A recent focus group study involving gifted students in Grades 5 to 8 has revealed what actions show a teacher is being an effective listener during classroom discussions, and how these actions have an impact on their students’ motivation to learn.
‘A teacher can be effective, efficient, inclusive, and strategic. Still, unless they are professionally kind along with these things, the learners suffer.’ In today’s reader submission, Professor Nan Bahr argues kindness is an essential general trait for all people, but it is also applied expertise for the teacher and should be a professional standard.
Preschools use playful pedagogies to help prepare children for school, but learning through play continues to be of value as students move through the primary years and beyond.
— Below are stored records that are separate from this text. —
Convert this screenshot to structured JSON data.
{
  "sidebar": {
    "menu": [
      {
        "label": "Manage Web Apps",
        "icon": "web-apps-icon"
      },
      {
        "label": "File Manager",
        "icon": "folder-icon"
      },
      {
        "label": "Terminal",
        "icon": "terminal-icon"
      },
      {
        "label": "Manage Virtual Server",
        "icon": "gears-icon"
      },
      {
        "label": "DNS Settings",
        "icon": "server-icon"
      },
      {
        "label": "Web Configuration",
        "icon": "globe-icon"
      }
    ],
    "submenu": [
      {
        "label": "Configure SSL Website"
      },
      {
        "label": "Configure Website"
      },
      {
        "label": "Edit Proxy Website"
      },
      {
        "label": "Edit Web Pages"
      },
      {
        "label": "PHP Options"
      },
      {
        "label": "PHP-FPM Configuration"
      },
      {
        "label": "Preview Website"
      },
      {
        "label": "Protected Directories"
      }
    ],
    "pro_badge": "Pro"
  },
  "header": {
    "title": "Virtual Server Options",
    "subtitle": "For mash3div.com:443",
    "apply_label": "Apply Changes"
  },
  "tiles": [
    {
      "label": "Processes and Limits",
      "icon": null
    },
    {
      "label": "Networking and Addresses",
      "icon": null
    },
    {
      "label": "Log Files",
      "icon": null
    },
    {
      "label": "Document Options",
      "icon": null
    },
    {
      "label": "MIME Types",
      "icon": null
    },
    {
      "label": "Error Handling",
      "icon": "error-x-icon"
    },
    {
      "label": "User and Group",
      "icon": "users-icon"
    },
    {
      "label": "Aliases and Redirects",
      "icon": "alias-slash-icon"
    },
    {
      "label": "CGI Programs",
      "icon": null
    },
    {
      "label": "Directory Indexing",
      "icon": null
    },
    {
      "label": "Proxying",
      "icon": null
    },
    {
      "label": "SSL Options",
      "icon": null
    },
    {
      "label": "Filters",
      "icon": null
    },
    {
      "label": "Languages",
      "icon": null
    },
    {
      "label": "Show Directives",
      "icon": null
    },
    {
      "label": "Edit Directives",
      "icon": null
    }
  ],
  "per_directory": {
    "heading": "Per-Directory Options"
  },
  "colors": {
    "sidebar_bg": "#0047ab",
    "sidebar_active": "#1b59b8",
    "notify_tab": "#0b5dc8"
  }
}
The Indonesian Teacher Leaders Programme at Canggu Community School, in Bali, is focused on sharing best practice among staff and with teachers in the local community.
In the latest Teacher podcast, we catch up with Dylan Wiliam to talk about effective questioning in the classroom, including the benefits of a no hands up policy, a classroom display called ‘the parking lot’, and planning your lesson around hinge questions.
In today’s reader submission, teacher educators Dr Dawn Castagno-Dysart and Dr Bryan Matera consider the importance of learner persistence and the role of both teacher and student in the ‘productive struggle’.
Dr David Armstrong from Flinders University is our guest in today’s Behaviour Management podcast. We explore how certain behaviour management models are simply ineffective, particularly for students with learning or mental health difficulties, and discuss his research in this area.
Teachers in any classroom can use samples of work in addition to assessment rubrics to create opportunities for students to evaluate, improve and take ownership of their own learning, explains educator Elizabeth King in our latest reader submission.
Following a two-year study, researchers have built a profile of the educational support needs of students on the autism spectrum.
‘I don’t know, but we can find out’ is one of the most powerful things you can say to students, says one educator. See why play-based learning works in her classroom.